Independence move: Madrid toughens Catalonia stance

Barcelona: Spain’s top courts on Friday heaped fresh threats on Catalan separatists who have pushed on with their independence bid, passing a law outlining a transition to a possible independent republic.
After sparking Spain’s deepest political crisis in 40 years by voting this week to move ahead with a referendum, Catalonia’s separatist-controlled regional parliament upped the ante by passing a bill in the early hours which would take effect if they won the popular vote on October 1.
The separatists say the law would serve as a temporary “basic law” in the wealthy northeastern region of 7.5 million people in the event of a “yes” vote, until a new constitution was in place.
Spain’s Constitutional Court has since 2014 declared any bid for an independence referendum to be unconstitutional, and on Thursday night it moved again to suspend the bills passed by Catalan lawmakers to organise the vote.
The court was set later to suspend the law outlining a possible transition, too.
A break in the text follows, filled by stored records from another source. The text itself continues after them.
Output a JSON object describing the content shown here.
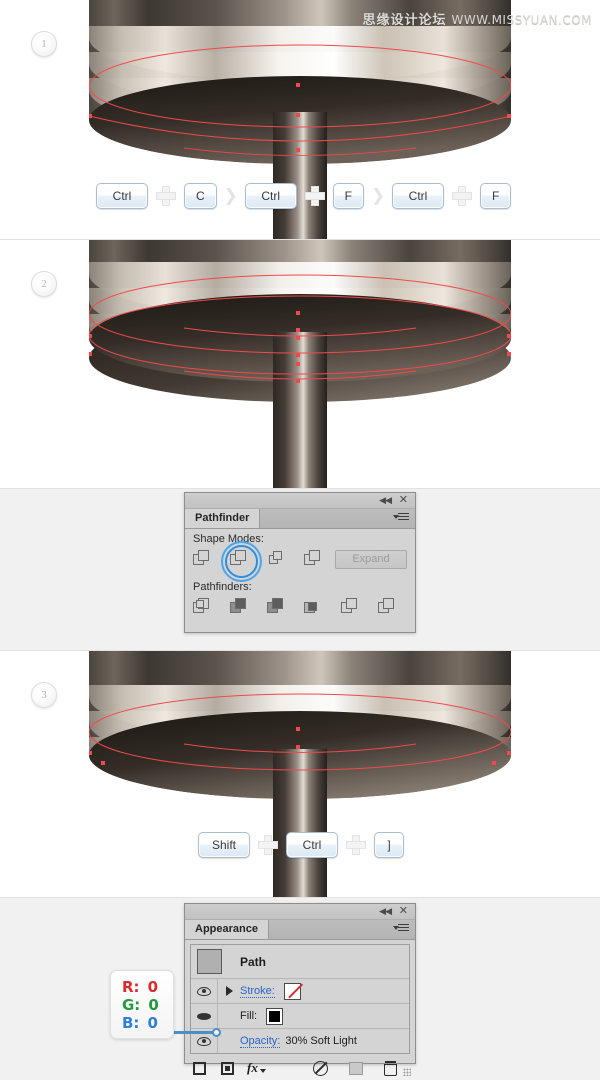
{
  "watermark": {
    "cn": "思缘设计论坛",
    "url": "WWW.MISSYUAN.COM"
  },
  "steps": [
    {
      "number": "1"
    },
    {
      "number": "2"
    },
    {
      "number": "3"
    }
  ],
  "shortcuts": {
    "step1": {
      "keys": [
        "Ctrl",
        "C",
        "Ctrl",
        "F",
        "Ctrl",
        "F"
      ],
      "separator_arrow": "❯"
    },
    "step3": {
      "keys": [
        "Shift",
        "Ctrl",
        "]"
      ]
    }
  },
  "pathfinder_panel": {
    "title": "Pathfinder",
    "shape_modes_label": "Shape Modes:",
    "pathfinders_label": "Pathfinders:",
    "expand_label": "Expand",
    "close_label": "✕",
    "collapse_label": "◀◀",
    "shape_modes": [
      {
        "name": "unite",
        "selected": false
      },
      {
        "name": "minus-front",
        "selected": true
      },
      {
        "name": "intersect",
        "selected": false
      },
      {
        "name": "exclude",
        "selected": false
      }
    ],
    "pathfinders": [
      {
        "name": "divide"
      },
      {
        "name": "trim"
      },
      {
        "name": "merge"
      },
      {
        "name": "crop"
      },
      {
        "name": "outline"
      },
      {
        "name": "minus-back"
      }
    ]
  },
  "appearance_panel": {
    "title": "Appearance",
    "close_label": "✕",
    "collapse_label": "◀◀",
    "object_label": "Path",
    "rows": [
      {
        "label": "Stroke:",
        "value": "",
        "swatch": "none",
        "visible": true,
        "expandable": true,
        "selected": false
      },
      {
        "label": "Fill:",
        "value": "",
        "swatch": "black",
        "visible": true,
        "expandable": false,
        "selected": true
      },
      {
        "label": "Opacity:",
        "value": "30% Soft Light",
        "swatch": "",
        "visible": true,
        "expandable": false,
        "selected": false
      }
    ],
    "toolbar": [
      {
        "name": "add-new-stroke"
      },
      {
        "name": "add-new-fill"
      },
      {
        "name": "add-new-effect"
      },
      {
        "name": "clear-appearance"
      },
      {
        "name": "duplicate-item"
      },
      {
        "name": "delete-item"
      }
    ],
    "fx_label": "fx"
  },
  "rgb_callout": {
    "r_label": "R:",
    "r_value": "0",
    "g_label": "G:",
    "g_value": "0",
    "b_label": "B:",
    "b_value": "0",
    "colors": {
      "r": "#d92b2b",
      "g": "#219a3f",
      "b": "#2b7fd9"
    }
  },
  "theme": {
    "section_gray": "#f1f1f1",
    "section_white": "#ffffff",
    "panel_bg": "#d4d4d4",
    "path_stroke_red": "#f04a4a",
    "accent_blue": "#2f8fe0"
  }
}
But the separatists have ignored the actions of the judges — most of them named by the ruling conservatives —branding them illegitimate.
“It is worrying that the state is seeking to scare people and make threats, faced with a desire for a vote,” Lluis Corominas, Vice-President of the Catalan parliament, told national radio on Friday.
Spanish Prime Minister Mariano Rajoy vowed on Thursday to block the referendum, branding it an “intolerable act of disobedience”, and the Supreme Court warned senior Catalan officials to desist from promoting “any accord or action which permits the preparation and/or holding of a referendum”.
The warning went out to all members of the regional government, as well as mayors, the directors of regional public broadcasters, and Catalan police chief Josep Lluis Trapero, a popular figure after winning plaudits for his handling of last month’s terror attacks in Barcelona and Cambrils.
The region’s 948 mayors now find themselves in a delicate position.
The court on Friday ordered them to respect its suspension of the referendum bid, “warning them of their potential liabilities, which include criminal liabilities”, just a day after regional authorities asked them to provide lists of possible polling stations. — AFP